╭──

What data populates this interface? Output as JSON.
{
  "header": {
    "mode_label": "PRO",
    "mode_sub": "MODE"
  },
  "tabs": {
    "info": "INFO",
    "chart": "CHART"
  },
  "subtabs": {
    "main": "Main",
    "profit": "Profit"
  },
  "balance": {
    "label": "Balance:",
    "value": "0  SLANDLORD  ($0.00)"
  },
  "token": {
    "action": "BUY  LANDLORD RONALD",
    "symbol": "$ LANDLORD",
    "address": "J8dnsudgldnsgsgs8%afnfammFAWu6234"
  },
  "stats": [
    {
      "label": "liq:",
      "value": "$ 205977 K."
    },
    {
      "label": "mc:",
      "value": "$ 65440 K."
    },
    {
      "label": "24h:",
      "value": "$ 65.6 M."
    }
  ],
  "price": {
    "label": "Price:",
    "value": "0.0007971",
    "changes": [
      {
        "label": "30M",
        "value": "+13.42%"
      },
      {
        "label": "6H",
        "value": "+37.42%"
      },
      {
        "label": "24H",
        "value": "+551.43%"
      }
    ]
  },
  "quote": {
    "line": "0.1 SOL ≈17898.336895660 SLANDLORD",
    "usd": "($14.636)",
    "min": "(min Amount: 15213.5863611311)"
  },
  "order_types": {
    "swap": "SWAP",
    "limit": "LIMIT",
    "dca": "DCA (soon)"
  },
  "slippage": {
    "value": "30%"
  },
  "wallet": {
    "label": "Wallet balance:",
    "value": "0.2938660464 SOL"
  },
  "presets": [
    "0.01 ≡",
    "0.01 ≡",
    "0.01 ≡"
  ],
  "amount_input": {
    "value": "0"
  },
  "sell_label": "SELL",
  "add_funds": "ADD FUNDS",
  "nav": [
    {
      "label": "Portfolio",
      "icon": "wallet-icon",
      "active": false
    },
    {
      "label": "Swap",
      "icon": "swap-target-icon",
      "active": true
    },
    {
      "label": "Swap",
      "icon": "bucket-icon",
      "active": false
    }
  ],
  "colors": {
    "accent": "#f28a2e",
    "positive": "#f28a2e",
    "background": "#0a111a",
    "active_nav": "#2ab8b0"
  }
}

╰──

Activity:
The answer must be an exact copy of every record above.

Your solution:
What data populates this interface? Output as JSON.
{
  "header": {
    "mode_label": "PRO",
    "mode_sub": "MODE"
  },
  "tabs": {
    "info": "INFO",
    "chart": "CHART"
  },
  "subtabs": {
    "main": "Main",
    "profit": "Profit"
  },
  "balance": {
    "label": "Balance:",
    "value": "0  SLANDLORD  ($0.00)"
  },
  "token": {
    "action": "BUY  LANDLORD RONALD",
    "symbol": "$ LANDLORD",
    "address": "J8dnsudgldnsgsgs8%afnfammFAWu6234"
  },
  "stats": [
    {
      "label": "liq:",
      "value": "$ 205977 K."
    },
    {
      "label": "mc:",
      "value": "$ 65440 K."
    },
    {
      "label": "24h:",
      "value": "$ 65.6 M."
    }
  ],
  "price": {
    "label": "Price:",
    "value": "0.0007971",
    "changes": [
      {
        "label": "30M",
        "value": "+13.42%"
      },
      {
        "label": "6H",
        "value": "+37.42%"
      },
      {
        "label": "24H",
        "value": "+551.43%"
      }
    ]
  },
  "quote": {
    "line": "0.1 SOL ≈17898.336895660 SLANDLORD",
    "usd": "($14.636)",
    "min": "(min Amount: 15213.5863611311)"
  },
  "order_types": {
    "swap": "SWAP",
    "limit": "LIMIT",
    "dca": "DCA (soon)"
  },
  "slippage": {
    "value": "30%"
  },
  "wallet": {
    "label": "Wallet balance:",
    "value": "0.2938660464 SOL"
  },
  "presets": [
    "0.01 ≡",
    "0.01 ≡",
    "0.01 ≡"
  ],
  "amount_input": {
    "value": "0"
  },
  "sell_label": "SELL",
  "add_funds": "ADD FUNDS",
  "nav": [
    {
      "label": "Portfolio",
      "icon": "wallet-icon",
      "active": false
    },
    {
      "label": "Swap",
      "icon": "swap-target-icon",
      "active": true
    },
    {
      "label": "Swap",
      "icon": "bucket-icon",
      "active": false
    }
  ],
  "colors": {
    "accent": "#f28a2e",
    "positive": "#f28a2e",
    "background": "#0a111a",
    "active_nav": "#2ab8b0"
  }
}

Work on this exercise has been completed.